On Saturday, July 4, another momentous date in the COVID-19 calendar will see the reopening of bars and restaurants in England after what, for the average pub-goer seems like a lifetime.
Those of us who enjoy this time honoured form of relaxation will be able to return to our favourite pubs, at least to the favourite pubs that survived to reopen for a quiet pint or two, with emphasis on the quiet.
Just like in the good old days when pubs were pubs, we will be able to sit in our favourite chair listening to the clock tick while the host and the staff diligently work around us with bottles of anti-bacterial surface cleaner and Vileda mops.
Door staff, or bouncers as some of us old campaigners still call them, will be present all day to make sure that the pub does not get too full and that groups of no more than four are sat at tables inside and no more than six outside, appropriately spaced at one meter distance and definitely no cuddling allowed.
Dark screens will festoon the walls of many of the big pubs, unless they are showing re-runs of last year’s Chelsea flower show. No football, no horse racing, no Rugger, no cricket, it’s still banned anyway because the cricket ball carries the virus we are told. Nothing at all that might get us so exited that we shout or cheer.

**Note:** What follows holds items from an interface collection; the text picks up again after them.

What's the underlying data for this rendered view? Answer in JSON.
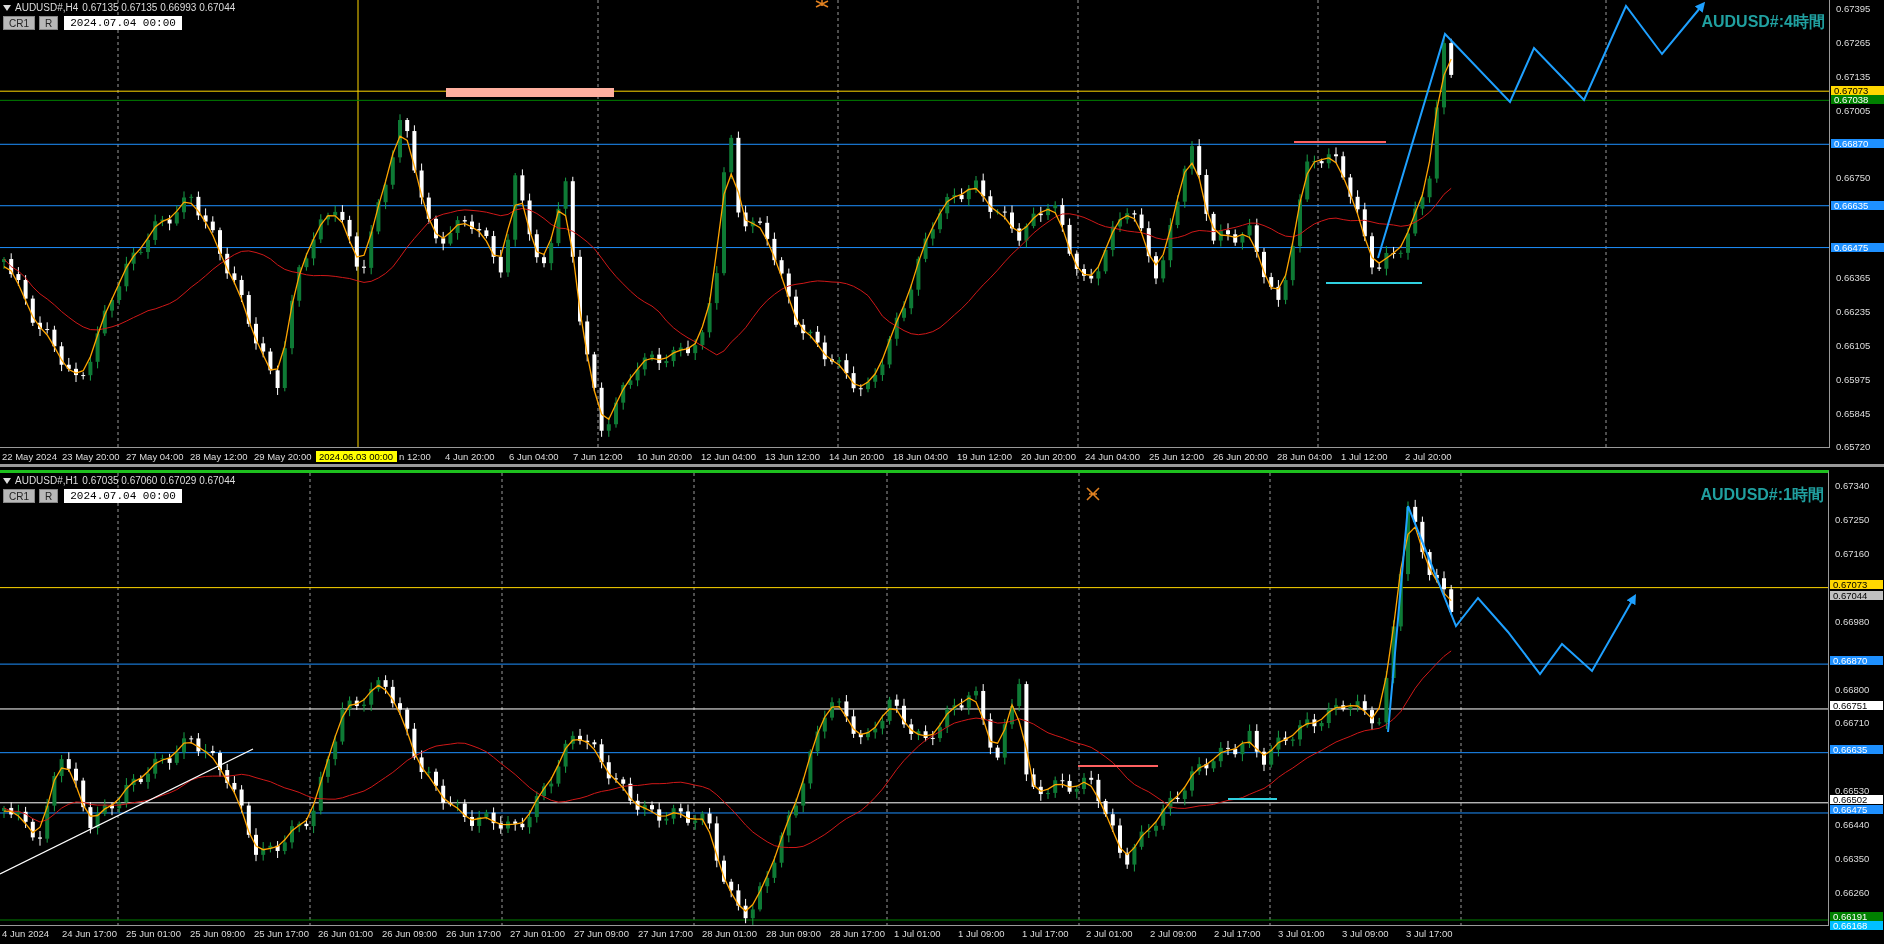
{
  "panels": [
    {
      "symbol": "AUDUSD#,H4",
      "ohlc": "0.67135 0.67135 0.66993 0.67044",
      "buttons": [
        "CR1",
        "R"
      ],
      "date_field": "2024.07.04 00:00",
      "title": "AUDUSD#:4時間",
      "price_ticks": [
        "0.67395",
        "0.67265",
        "0.67135",
        "0.67005",
        "0.66750",
        "0.66365",
        "0.66235",
        "0.66105",
        "0.65975",
        "0.65845",
        "0.65720"
      ],
      "price_labels": [
        {
          "value": "0.67073",
          "color": "#ffd700",
          "kind": "level"
        },
        {
          "value": "0.67038",
          "color": "#008000",
          "kind": "level"
        },
        {
          "value": "0.66870",
          "color": "#1e90ff",
          "kind": "level"
        },
        {
          "value": "0.66635",
          "color": "#1e90ff",
          "kind": "level"
        },
        {
          "value": "0.66475",
          "color": "#1e90ff",
          "kind": "level"
        }
      ],
      "time_labels": [
        {
          "text": "22 May 2024",
          "kind": "first"
        },
        {
          "text": "23 May 20:00",
          "kind": "date"
        },
        {
          "text": "27 May 04:00",
          "kind": "date"
        },
        {
          "text": "28 May 12:00",
          "kind": "date"
        },
        {
          "text": "29 May 20:00",
          "kind": "date"
        },
        {
          "text": "2024.06.03 00:00",
          "kind": "crosshair"
        },
        {
          "text": "n 12:00",
          "kind": "partial"
        },
        {
          "text": "4 Jun 20:00",
          "kind": "date"
        },
        {
          "text": "6 Jun 04:00",
          "kind": "date"
        },
        {
          "text": "7 Jun 12:00",
          "kind": "date"
        },
        {
          "text": "10 Jun 20:00",
          "kind": "date"
        },
        {
          "text": "12 Jun 04:00",
          "kind": "date"
        },
        {
          "text": "13 Jun 12:00",
          "kind": "date"
        },
        {
          "text": "14 Jun 20:00",
          "kind": "date"
        },
        {
          "text": "18 Jun 04:00",
          "kind": "date"
        },
        {
          "text": "19 Jun 12:00",
          "kind": "date"
        },
        {
          "text": "20 Jun 20:00",
          "kind": "date"
        },
        {
          "text": "24 Jun 04:00",
          "kind": "date"
        },
        {
          "text": "25 Jun 12:00",
          "kind": "date"
        },
        {
          "text": "26 Jun 20:00",
          "kind": "date"
        },
        {
          "text": "28 Jun 04:00",
          "kind": "date"
        },
        {
          "text": "1 Jul 12:00",
          "kind": "date"
        },
        {
          "text": "2 Jul 20:00",
          "kind": "date"
        }
      ]
    },
    {
      "symbol": "AUDUSD#,H1",
      "ohlc": "0.67035 0.67060 0.67029 0.67044",
      "buttons": [
        "CR1",
        "R"
      ],
      "date_field": "2024.07.04 00:00",
      "title": "AUDUSD#:1時間",
      "price_ticks": [
        "0.67340",
        "0.67250",
        "0.67160",
        "0.66980",
        "0.66800",
        "0.66710",
        "0.66530",
        "0.66440",
        "0.66350",
        "0.66260"
      ],
      "price_labels": [
        {
          "value": "0.67073",
          "color": "#ffd700",
          "kind": "level"
        },
        {
          "value": "0.67044",
          "color": "#c0c0c0",
          "kind": "marker"
        },
        {
          "value": "0.66870",
          "color": "#1e90ff",
          "kind": "level"
        },
        {
          "value": "0.66751",
          "color": "#ffffff",
          "kind": "level"
        },
        {
          "value": "0.66635",
          "color": "#1e90ff",
          "kind": "level"
        },
        {
          "value": "0.66502",
          "color": "#ffffff",
          "kind": "level"
        },
        {
          "value": "0.66475",
          "color": "#1e90ff",
          "kind": "level"
        },
        {
          "value": "0.66191",
          "color": "#008000",
          "kind": "level"
        },
        {
          "value": "0.66168",
          "color": "#00bfff",
          "kind": "level"
        }
      ],
      "time_labels": [
        {
          "text": "4 Jun 2024",
          "kind": "first"
        },
        {
          "text": "24 Jun 17:00",
          "kind": "date"
        },
        {
          "text": "25 Jun 01:00",
          "kind": "date"
        },
        {
          "text": "25 Jun 09:00",
          "kind": "date"
        },
        {
          "text": "25 Jun 17:00",
          "kind": "date"
        },
        {
          "text": "26 Jun 01:00",
          "kind": "date"
        },
        {
          "text": "26 Jun 09:00",
          "kind": "date"
        },
        {
          "text": "26 Jun 17:00",
          "kind": "date"
        },
        {
          "text": "27 Jun 01:00",
          "kind": "date"
        },
        {
          "text": "27 Jun 09:00",
          "kind": "date"
        },
        {
          "text": "27 Jun 17:00",
          "kind": "date"
        },
        {
          "text": "28 Jun 01:00",
          "kind": "date"
        },
        {
          "text": "28 Jun 09:00",
          "kind": "date"
        },
        {
          "text": "28 Jun 17:00",
          "kind": "date"
        },
        {
          "text": "1 Jul 01:00",
          "kind": "date"
        },
        {
          "text": "1 Jul 09:00",
          "kind": "date"
        },
        {
          "text": "1 Jul 17:00",
          "kind": "date"
        },
        {
          "text": "2 Jul 01:00",
          "kind": "date"
        },
        {
          "text": "2 Jul 09:00",
          "kind": "date"
        },
        {
          "text": "2 Jul 17:00",
          "kind": "date"
        },
        {
          "text": "3 Jul 01:00",
          "kind": "date"
        },
        {
          "text": "3 Jul 09:00",
          "kind": "date"
        },
        {
          "text": "3 Jul 17:00",
          "kind": "date"
        }
      ]
    }
  ]
}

Faint music might be dimly heard in the far background, no booming rap or screeching metal, perhaps the sound of a lute or a haunting Gregorian chant. Music cannot be played in a way that would cause normal conversation to be difficult. Raising of voices is definitely not allowed as our pubs reopen. We will be able to ask our friends in our social bubble what they would like to drink without resorting to bellowing or using sign language.
Yes folks, for those who thought that the lockdown was over, it ain’t. Saturday is a day to celebrate indeed, but it won’t be party time.
The regulations have been eased, not cancelled and for those with a memory more effective than mine is, usually you will remember that the legislation that brought us three months of curfew is in place for the next two years. Clauses are built in for further easing, but for the moment local authorities and the police still have special powers to “control the virus”.
Will it work, we ask? What will happen to those who are tempted to turn up the volume and switch on the footy. Well, during the full lockdown some notorious ‘lock-ins’ took place. Several pubs were raided to find revellers behind closed curtains in darkened bars boozing away happily until rudely interrupted by the police. Licences were suspended and some even lost as a result of ignoring the regulations. Strange when not that many years ago during a different licencing regime pubs were famous, or infamous depending on one’s point of view, for the delightfully called ‘late taste’.
Police and licencing authorities retain the power to close recalcitrant pubs, but as we saw all too frequently during full curfew, there was a reluctance to enforce the emergency COVID-19 regulations, save for sending people home from their ill-considered barbecues and sherry parties.
So Saturday and for the immediate future, we will not be partying the night away down at the local boozer. Our restaurant meals will not be mass gatherings of the office to celebrate the leaving of some barely known colleague or a slap up feed at the curry house after a booze up down the pub. They will be quiet, almost monastically silent affairs, with those in the social bubble whispering and nodding across their pepperoni pizza and half cold cup of latte.
Still look on the bright side! The pubs are back. Two world wars and the great depression couldn’t shut them so we could never let a virus do it. Cheers all round!